June 9, 2017

It seems like almost every week across the world, there’s a major online security breach that puts the data of individuals and businesses at risk. Cybercrime is a growing concern and the threats and attacks aren’t always obvious to the untrained eye.

two hands in front of computer screen with data

Social engineering has as many names as it has disguises: Phishing, vishing or voice phishing, smishing or SMS text phishing; Malware (Malicious software, such as keyloggers, computer viruses, worms, trojan horses, ransomware, spyware, adware, scareware). These are all terms to describe the methods or types of digital attacks propagating across the internet today.

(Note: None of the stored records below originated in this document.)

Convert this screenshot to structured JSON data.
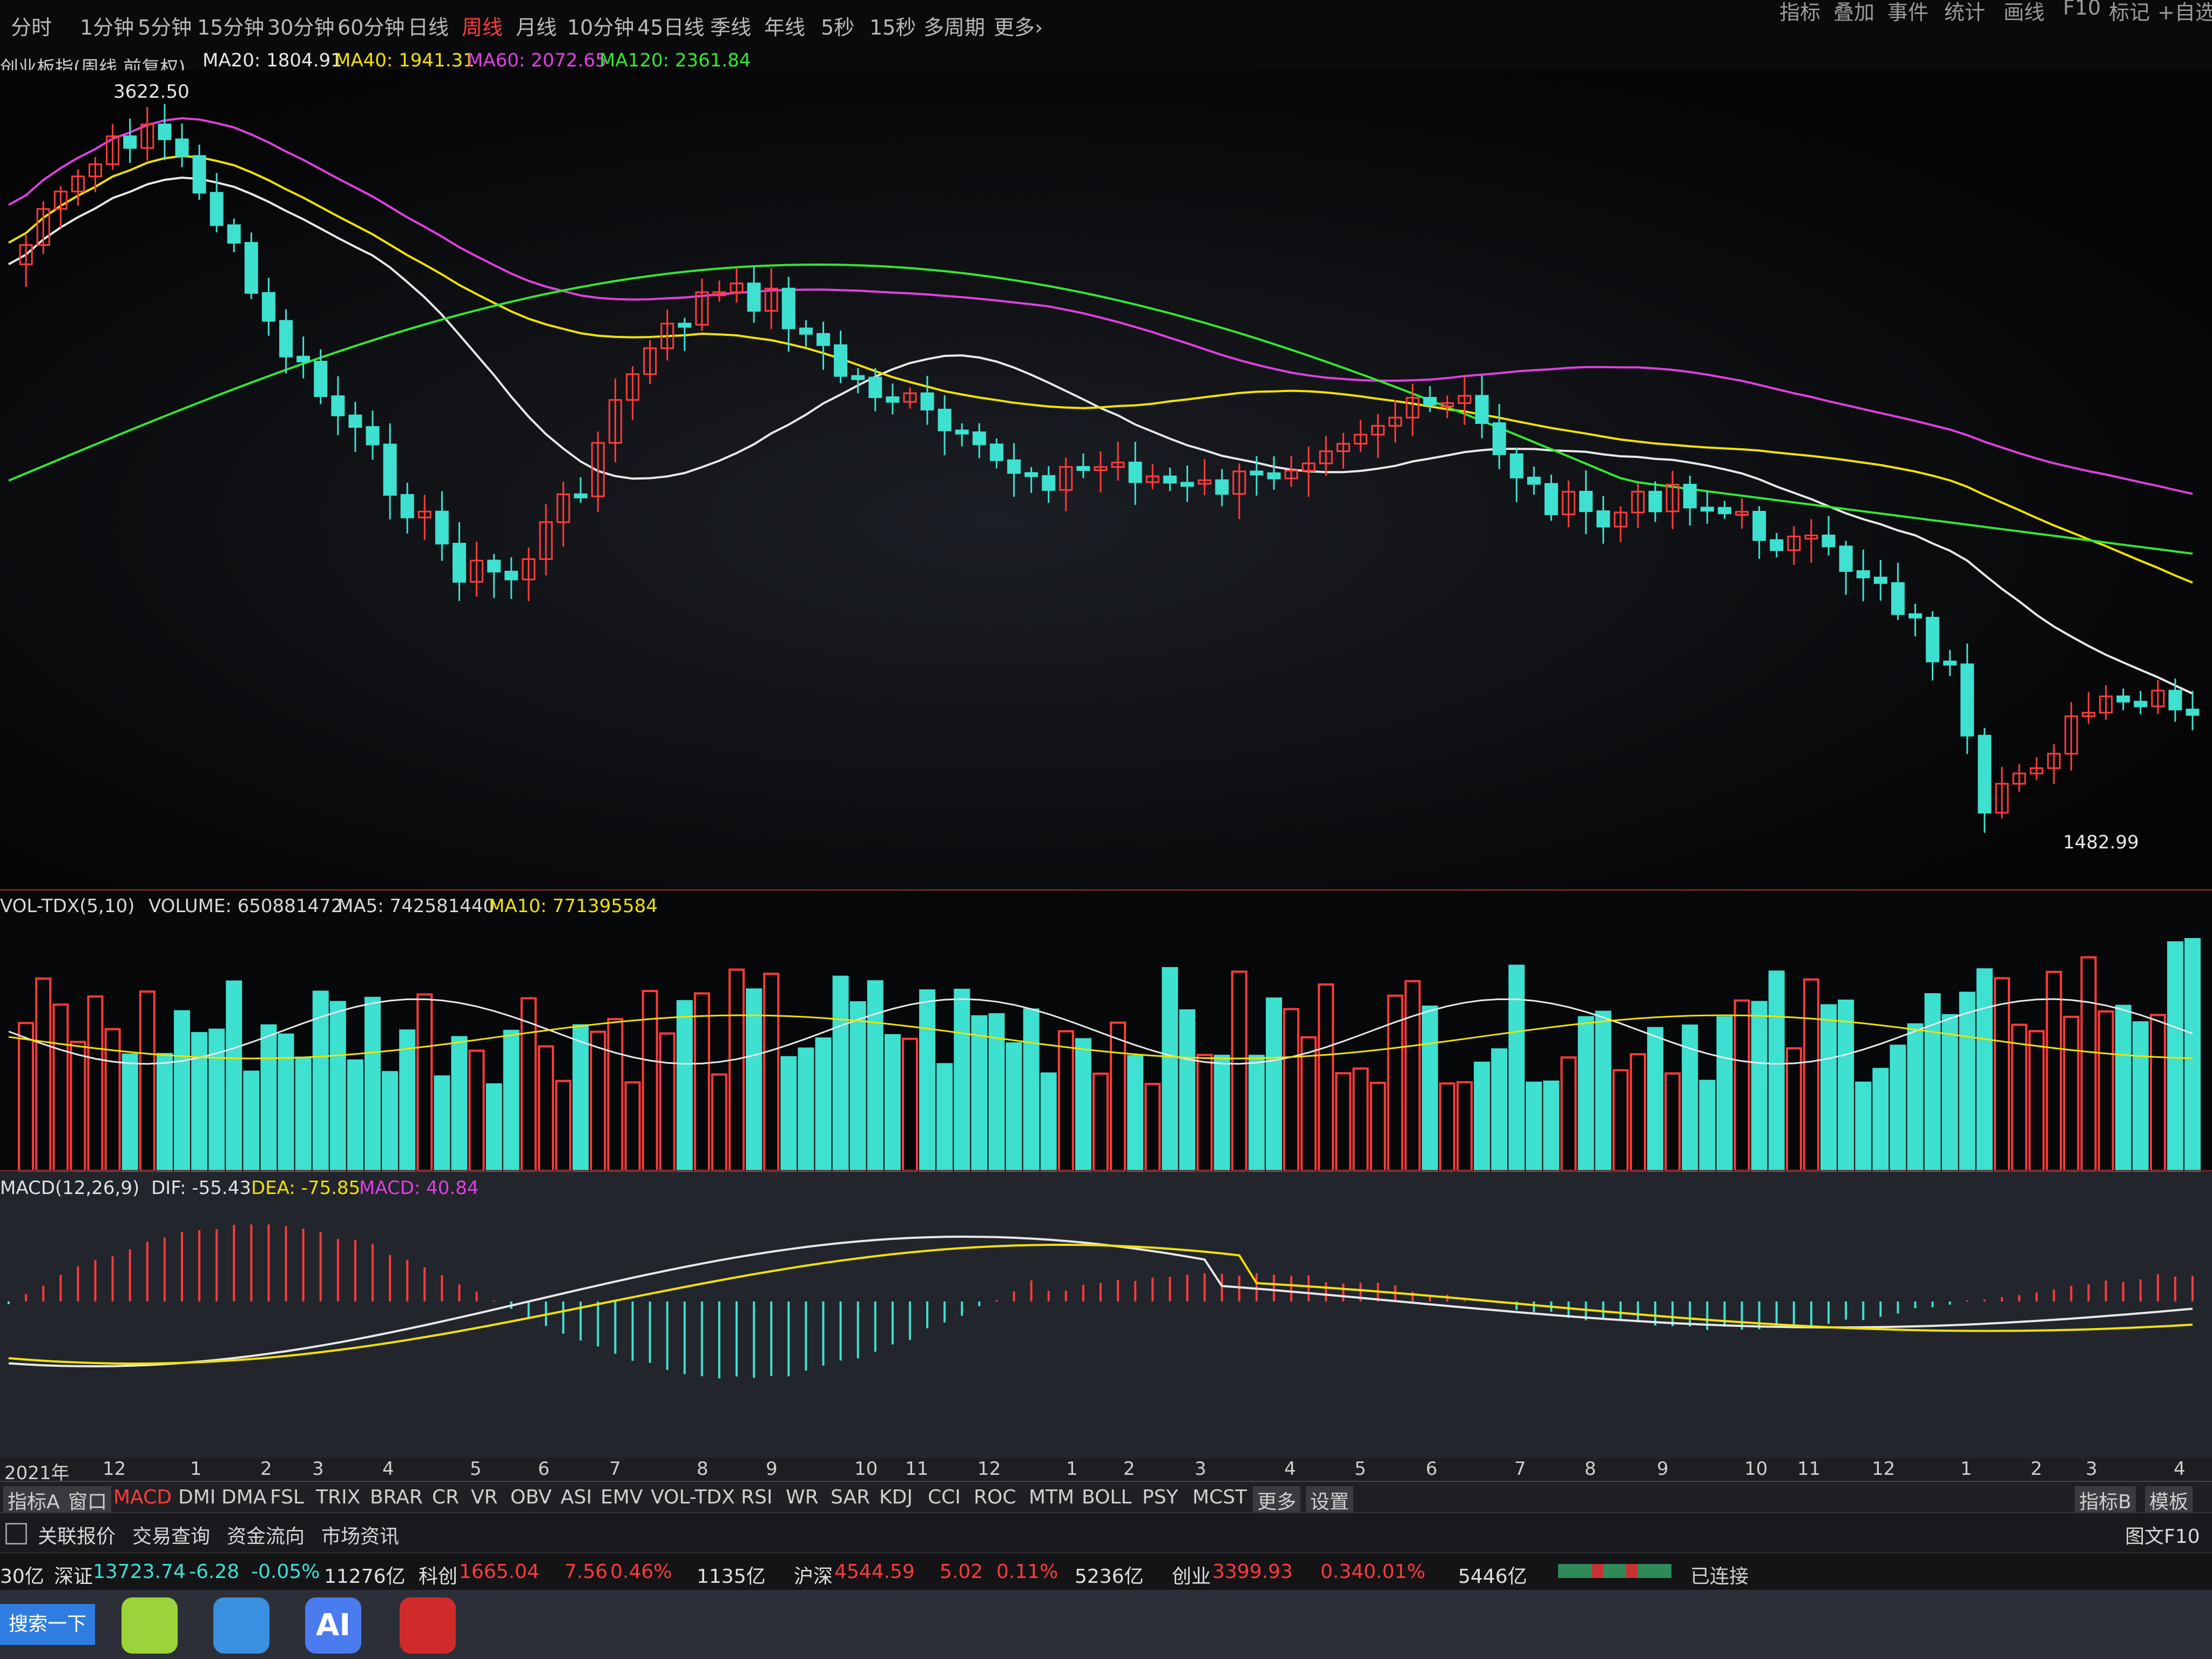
{
  "toolbar": {
    "periods": [
      "分时",
      "1分钟",
      "5分钟",
      "15分钟",
      "30分钟",
      "60分钟",
      "日线",
      "周线",
      "月线",
      "10分钟",
      "45日线",
      "季线",
      "年线",
      "5秒",
      "15秒",
      "多周期",
      "更多"
    ],
    "active_period": "周线",
    "more_chevron": "›",
    "right_tools": [
      "指标",
      "叠加",
      "事件",
      "统计",
      "画线",
      "F10",
      "标记",
      "+自选"
    ]
  },
  "price_panel": {
    "title": "创业板指(周线 前复权)",
    "ma_legend": [
      {
        "label": "MA20: 1804.91",
        "color": "#e8e8e8"
      },
      {
        "label": "MA40: 1941.31",
        "color": "#f2e200"
      },
      {
        "label": "MA60: 2072.65",
        "color": "#e040e0"
      },
      {
        "label": "MA120: 2361.84",
        "color": "#33e833"
      }
    ],
    "high_label": "3622.50",
    "low_label": "1482.99",
    "up_color": "#ff3b3b",
    "down_color": "#3ee0d0"
  },
  "volume_panel": {
    "legend_name": "VOL-TDX(5,10)",
    "legend_volume": "VOLUME: 650881472",
    "legend_ma5": "MA5: 742581440",
    "legend_ma10": "MA10: 771395584"
  },
  "macd_panel": {
    "legend_name": "MACD(12,26,9)",
    "legend_dif": "DIF: -55.43",
    "legend_dea": "DEA: -75.85",
    "legend_macd": "MACD: 40.84"
  },
  "x_axis": {
    "labels": [
      "2021年",
      "12",
      "1",
      "2",
      "3",
      "4",
      "5",
      "6",
      "7",
      "8",
      "9",
      "10",
      "11",
      "12",
      "1",
      "2",
      "3",
      "4",
      "5",
      "6",
      "7",
      "8",
      "9",
      "10",
      "11",
      "12",
      "1",
      "2",
      "3",
      "4"
    ]
  },
  "indicator_tabs": {
    "left": [
      "指标A",
      "窗口",
      "MACD",
      "DMI",
      "DMA",
      "FSL",
      "TRIX",
      "BRAR",
      "CR",
      "VR",
      "OBV",
      "ASI",
      "EMV",
      "VOL-TDX",
      "RSI",
      "WR",
      "SAR",
      "KDJ",
      "CCI",
      "ROC",
      "MTM",
      "BOLL",
      "PSY",
      "MCST",
      "更多",
      "设置"
    ],
    "active": "MACD",
    "right": [
      "指标B",
      "模板"
    ]
  },
  "function_bar": {
    "buttons": [
      "关联报价",
      "交易查询",
      "资金流向",
      "市场资讯"
    ],
    "f10": "图文F10"
  },
  "status_bar": {
    "lead": "30亿",
    "sz_name": "深证",
    "sz_value": "13723.74",
    "sz_change": "-6.28",
    "sz_pct": "-0.05%",
    "sz_amount": "11276亿",
    "kc_name": "科创",
    "kc_value": "1665.04",
    "kc_change": "7.56",
    "kc_pct": "0.46%",
    "kc_amount": "1135亿",
    "hs_name": "沪深",
    "hs_value": "4544.59",
    "hs_change": "5.02",
    "hs_pct": "0.11%",
    "hs_amount": "5236亿",
    "cy_name": "创业",
    "cy_value": "3399.93",
    "cy_change": "0.34",
    "cy_pct": "0.01%",
    "cy_amount": "5446亿",
    "right_text": "已连接"
  },
  "taskbar": {
    "search_label": "搜索一下",
    "ai_label": "AI"
  }
}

Technology, both software and hardware, has traditionally been the primary toolset to help protect businesses and home users from the internet “bad guys,” but as we put up one roadblock, they develop a way around it.

At work and at home, firewalls, antivirus and spam filtering provide the first line of defense against malware.

Business grade tools, such as Exchange Online Protection and Advance Threat Protection, help us prevent some of the malware entering the network via email. Each of these tools provide a level of security that can, and are, being defeated over time.

The next weapon in the malware and social engineering arsenal is the “Human Firewall.”

The Human Firewall is a proactive method of arming the internet user community (that would be you!) with the education and knowledge to recognize attacks and prevent them.

Human Firewall 6 Rules of Thumb

Here are some simple and effective ways you can protect yourself and your business against cybercrime.

  1. If you receive an email with links, hover over the links to see where the link will take you. If it’s a phishing link, the description of the link will be different than the actual link displayed.
  2. Be suspicious of emails you receive at unusual times during the day from known contacts (e.g., at 3 am). Is your contact really up at that time sending you emails?
  3. If you receive a “valid” looking email from a reliable source, but you weren’t expecting it and it has attachments or links, call the person or organization that sent it to you using the contact information you have for them and not information from the email. It’s quite possible the user’s account was compromised and hacker is sending email on their behalf.
  4. Never send personally identifiable information via email (e.g., date of birth, credit card numbers, social insurance number).
  5. Never open attachments from a suspicious email.
  6. If you’re unsure what to do, report the incident to your Information Technology team, your internet service provider or the person/company who sent the email (see 3 above), so they can investigate.

The more you know about cyber threat tactics, the more likely you are to not fall victim to the traps. We’re educating our employees about cybersecurity through an online Internet Security Awareness training series, which offers useful tips and videos with cybercrime experts. Something as simple as checking the link in an email before you click on it can mean the difference between your account getting hacked or not.

A proactive approach to cybersecurity means upgrading user behaviour, so that the threat is identified before it becomes a problem. Building a human firewall is not a one-time training session – it’s an ongoing collaborative effort to teach employees to think securely, at all times, in all places.

Useful Terminology: Cybersecurity 101

Social Engineering

  • Phishing – email scams
  • Vishing – phone call scams
  • Smishing – SMS or text-based scams

Malware (Malicious Software)

  • Keyloggers – records keystrokes on a keyboard
  • Worms – propagate from one computer to the next
  • Trojan Horses – backdoor into a computer or network
  • Ransomware – files are encrypted and you must pay a fee to unencrypt them
  • Spyware – monitors where you go on the internet